The AKP has roots in Islamist movements and has won support by easing curbs on religion imposed by previous secular-minded administrations. It won in cities across Turkey yesterday, with the exception of Kurdish and secular strongholds in the southeast and the Aegean and Mediterranean coasts respectively.
Erdogan’s appeal is largely based on economic growth that has averaged more than 5 percent a year. Economists have cut their growth forecasts for this year amid the political crisis and the slide of the lira, which led the central bank to raise interest rates in January. The median estimate in the latest Bloomberg survey of economists on March 27 was 2.2 percent.
A “strong overall victory” for AKP would also be positive for the Turkish lira and would “strongly increase the likelihood of an AKP victory in the presidential elections,” Abbas Ameli-Renani, an analyst at Royal Bank of Scotland Group Plc in London, said by e-mail yesterday.

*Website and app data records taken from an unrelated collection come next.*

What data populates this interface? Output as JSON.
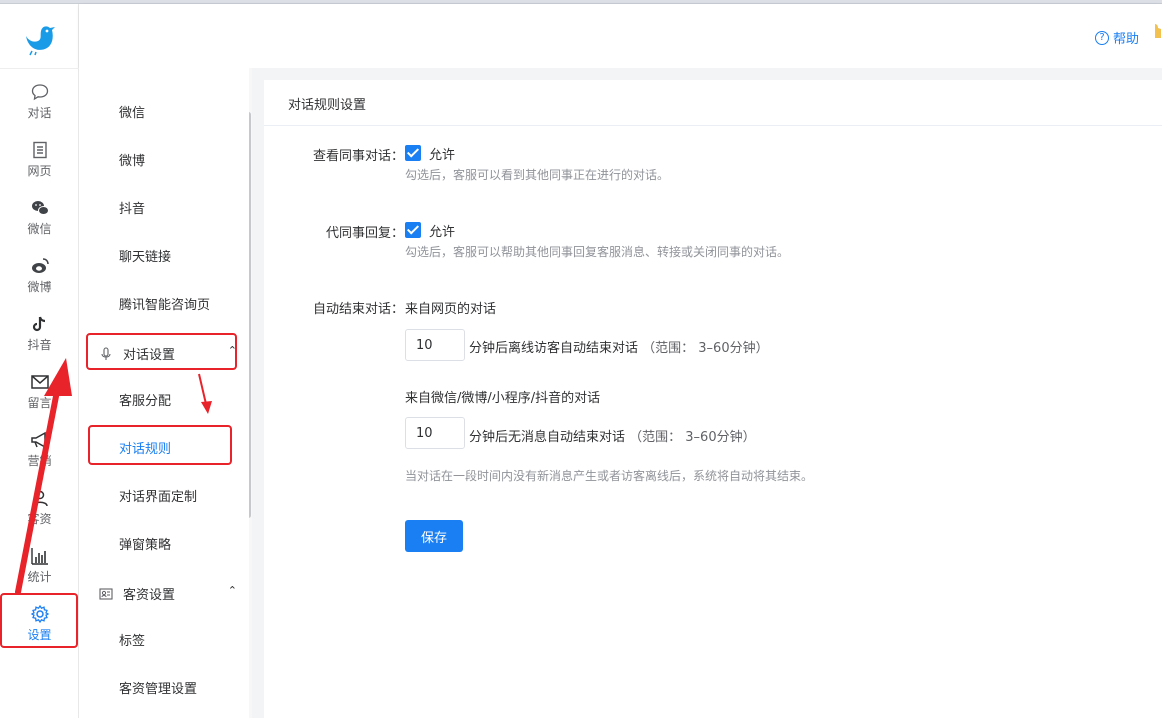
{
  "header": {
    "help_label": "帮助"
  },
  "rail": {
    "items": [
      {
        "label": "对话",
        "icon": "chat-bubble-icon"
      },
      {
        "label": "网页",
        "icon": "webpage-icon"
      },
      {
        "label": "微信",
        "icon": "wechat-icon"
      },
      {
        "label": "微博",
        "icon": "weibo-icon"
      },
      {
        "label": "抖音",
        "icon": "douyin-icon"
      },
      {
        "label": "留言",
        "icon": "mail-icon"
      },
      {
        "label": "营销",
        "icon": "megaphone-icon"
      },
      {
        "label": "客资",
        "icon": "user-icon"
      },
      {
        "label": "统计",
        "icon": "bar-chart-icon"
      },
      {
        "label": "设置",
        "icon": "gear-icon"
      }
    ],
    "active_color": "#1a7ff2"
  },
  "submenu": {
    "items_top": [
      "微信",
      "微博",
      "抖音",
      "聊天链接",
      "腾讯智能咨询页"
    ],
    "group1": {
      "label": "对话设置",
      "icon": "microphone-icon",
      "children": [
        "客服分配",
        "对话规则",
        "对话界面定制",
        "弹窗策略"
      ]
    },
    "group2": {
      "label": "客资设置",
      "icon": "contact-card-icon",
      "children": [
        "标签",
        "客资管理设置"
      ]
    }
  },
  "content": {
    "title": "对话规则设置",
    "view_colleague": {
      "label": "查看同事对话：",
      "option": "允许",
      "hint": "勾选后，客服可以看到其他同事正在进行的对话。"
    },
    "reply_for_colleague": {
      "label": "代同事回复：",
      "option": "允许",
      "hint": "勾选后，客服可以帮助其他同事回复客服消息、转接或关闭同事的对话。"
    },
    "auto_end": {
      "label": "自动结束对话：",
      "web_title": "来自网页的对话",
      "web_value": "10",
      "web_desc": "分钟后离线访客自动结束对话",
      "web_range": "（范围： 3–60分钟）",
      "social_title": "来自微信/微博/小程序/抖音的对话",
      "social_value": "10",
      "social_desc": "分钟后无消息自动结束对话",
      "social_range": "（范围： 3–60分钟）",
      "note": "当对话在一段时间内没有新消息产生或者访客离线后，系统将自动将其结束。"
    },
    "save_label": "保存"
  },
  "colors": {
    "accent": "#1a7ff2",
    "annotation_red": "#e8232a"
  }
}
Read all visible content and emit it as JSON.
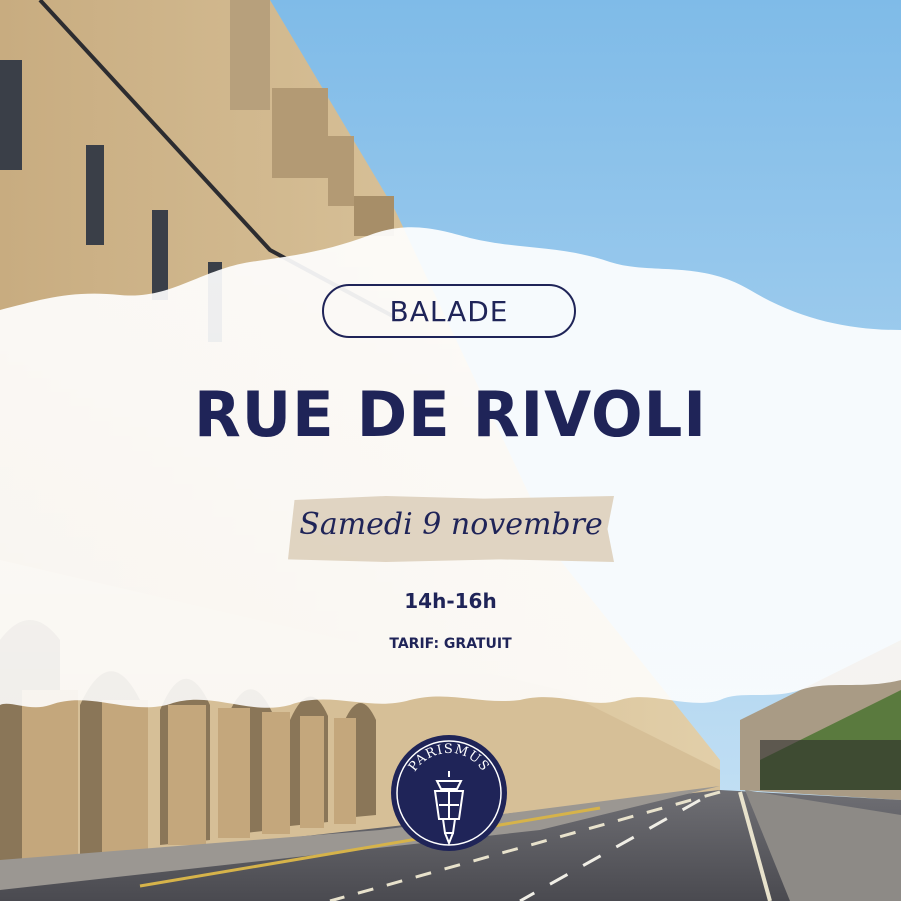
{
  "badge": {
    "label": "BALADE"
  },
  "title": "RUE DE RIVOLI",
  "date": "Samedi 9 novembre",
  "hours": "14h-16h",
  "price": "TARIF: GRATUIT",
  "logo": {
    "text": "PARISMUS",
    "icon": "street-lamp-icon"
  },
  "colors": {
    "navy": "#1f2458",
    "sky": "#8fc3ea",
    "stone": "#cdb48c",
    "tape": "#ddd0bd"
  }
}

The Turkish lira gained 1.1 percent to 2.1668 per dollar as of 10:13 a.m. in Istanbul, according to data compiled by Bloomberg.
The rally may be short-lived because a “notable pickup in street protests” is likely in reaction to Erdogan’s win, Ameli-Renani said.
“Turkey is now divided into two camps,” Henri Barkey, a Turkey expert who is a professor at Lehigh University in Pennsylvania, said by phone. “No matter what the results are, we are going to see great instability.”
In the last week before the vote, Turkish markets rallied, paring the losses they posted since Dec. 17 when the graft allegations became public. The benchmark equity index added 7 percent in the week, though it’s still down 7.7 percent since Dec. 17. Yields on benchmark two-year bonds fell 69 basis points last week to 10.79 percent.
In southeast Turkey, Kurdish parties that seek regional autonomy headed the vote count in most cities. Erdogan has broken taboos by starting a dialogue with Kurdish militants who have been fighting the Turkish army for three decades. The separatists have warned that violence may flare again if Erdogan doesn’t take concrete measures to meet their demands soon after the local vote.
To contact the editors responsible for this story: Andrew J. Barden at email@example.com Alaa Shahine, Glen Carey